- TRY IT
The required answer is every line of the data containing the word "Bildfenster".

Items from an interface collection:
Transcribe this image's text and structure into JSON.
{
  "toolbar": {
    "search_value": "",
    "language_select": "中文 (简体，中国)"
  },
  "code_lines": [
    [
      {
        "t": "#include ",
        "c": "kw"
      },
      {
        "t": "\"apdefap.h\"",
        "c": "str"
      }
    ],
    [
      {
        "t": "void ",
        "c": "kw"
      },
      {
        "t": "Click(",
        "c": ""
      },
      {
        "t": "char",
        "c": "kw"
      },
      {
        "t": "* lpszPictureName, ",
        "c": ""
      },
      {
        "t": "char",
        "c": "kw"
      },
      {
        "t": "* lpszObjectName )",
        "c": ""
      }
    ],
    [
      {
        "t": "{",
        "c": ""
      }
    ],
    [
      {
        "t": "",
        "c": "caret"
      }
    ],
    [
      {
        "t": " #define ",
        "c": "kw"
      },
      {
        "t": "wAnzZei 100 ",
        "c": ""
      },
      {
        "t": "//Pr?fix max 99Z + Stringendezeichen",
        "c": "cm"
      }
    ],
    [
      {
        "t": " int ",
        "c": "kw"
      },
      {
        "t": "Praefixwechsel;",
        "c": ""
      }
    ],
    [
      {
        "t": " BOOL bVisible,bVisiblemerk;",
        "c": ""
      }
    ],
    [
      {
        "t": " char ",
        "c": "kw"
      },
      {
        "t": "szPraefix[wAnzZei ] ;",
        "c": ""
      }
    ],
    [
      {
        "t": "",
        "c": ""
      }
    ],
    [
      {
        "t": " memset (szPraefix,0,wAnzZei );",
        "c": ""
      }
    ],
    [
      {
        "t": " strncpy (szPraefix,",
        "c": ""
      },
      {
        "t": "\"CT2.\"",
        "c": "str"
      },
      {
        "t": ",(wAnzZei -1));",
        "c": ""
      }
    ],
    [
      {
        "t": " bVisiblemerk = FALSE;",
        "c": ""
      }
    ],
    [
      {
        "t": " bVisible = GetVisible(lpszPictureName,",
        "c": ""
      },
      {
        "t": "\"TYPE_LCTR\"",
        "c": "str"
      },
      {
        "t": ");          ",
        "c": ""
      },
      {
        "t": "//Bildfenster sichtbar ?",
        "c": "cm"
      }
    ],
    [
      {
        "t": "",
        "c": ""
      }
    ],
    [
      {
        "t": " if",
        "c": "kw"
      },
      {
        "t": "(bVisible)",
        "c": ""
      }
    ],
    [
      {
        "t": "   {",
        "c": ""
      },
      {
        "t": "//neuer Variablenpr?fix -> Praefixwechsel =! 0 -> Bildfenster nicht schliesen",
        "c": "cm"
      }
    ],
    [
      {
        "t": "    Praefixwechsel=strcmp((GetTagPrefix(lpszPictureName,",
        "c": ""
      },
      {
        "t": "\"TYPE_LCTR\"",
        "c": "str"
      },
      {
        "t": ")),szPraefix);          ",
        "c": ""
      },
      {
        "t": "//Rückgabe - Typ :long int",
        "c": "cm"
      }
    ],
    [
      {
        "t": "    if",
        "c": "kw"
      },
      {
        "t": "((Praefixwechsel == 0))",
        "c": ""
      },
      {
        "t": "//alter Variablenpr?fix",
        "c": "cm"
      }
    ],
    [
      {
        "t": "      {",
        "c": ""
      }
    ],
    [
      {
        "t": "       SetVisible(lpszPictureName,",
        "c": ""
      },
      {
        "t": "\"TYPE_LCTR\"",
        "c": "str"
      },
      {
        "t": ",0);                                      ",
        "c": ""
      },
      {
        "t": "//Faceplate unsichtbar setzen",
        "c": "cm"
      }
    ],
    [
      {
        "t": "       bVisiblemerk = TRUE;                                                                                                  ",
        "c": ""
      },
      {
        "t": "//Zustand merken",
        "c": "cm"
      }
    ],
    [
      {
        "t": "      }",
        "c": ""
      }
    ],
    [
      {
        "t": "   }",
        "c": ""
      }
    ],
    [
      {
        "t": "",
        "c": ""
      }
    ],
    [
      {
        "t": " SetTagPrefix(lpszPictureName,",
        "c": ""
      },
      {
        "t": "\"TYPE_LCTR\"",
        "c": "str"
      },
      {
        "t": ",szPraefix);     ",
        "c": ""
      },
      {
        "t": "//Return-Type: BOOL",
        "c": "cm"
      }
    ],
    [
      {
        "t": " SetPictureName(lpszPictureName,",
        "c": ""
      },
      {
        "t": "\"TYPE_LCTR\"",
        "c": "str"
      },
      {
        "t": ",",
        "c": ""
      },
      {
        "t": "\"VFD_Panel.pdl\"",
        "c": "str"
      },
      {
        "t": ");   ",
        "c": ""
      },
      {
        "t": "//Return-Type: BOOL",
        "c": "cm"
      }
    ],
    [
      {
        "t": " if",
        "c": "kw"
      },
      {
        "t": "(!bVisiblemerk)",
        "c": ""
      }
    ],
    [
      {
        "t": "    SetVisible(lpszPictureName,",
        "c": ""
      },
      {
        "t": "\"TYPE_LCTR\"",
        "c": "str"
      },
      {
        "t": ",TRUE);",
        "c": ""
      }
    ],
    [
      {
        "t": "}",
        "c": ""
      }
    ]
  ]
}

- SOLUTION
        "t": "//Bildfenster sichtbar ?",
        "t": "//neuer Variablenpr?fix -> Praefixwechsel =! 0 -> Bildfenster nicht schliesen",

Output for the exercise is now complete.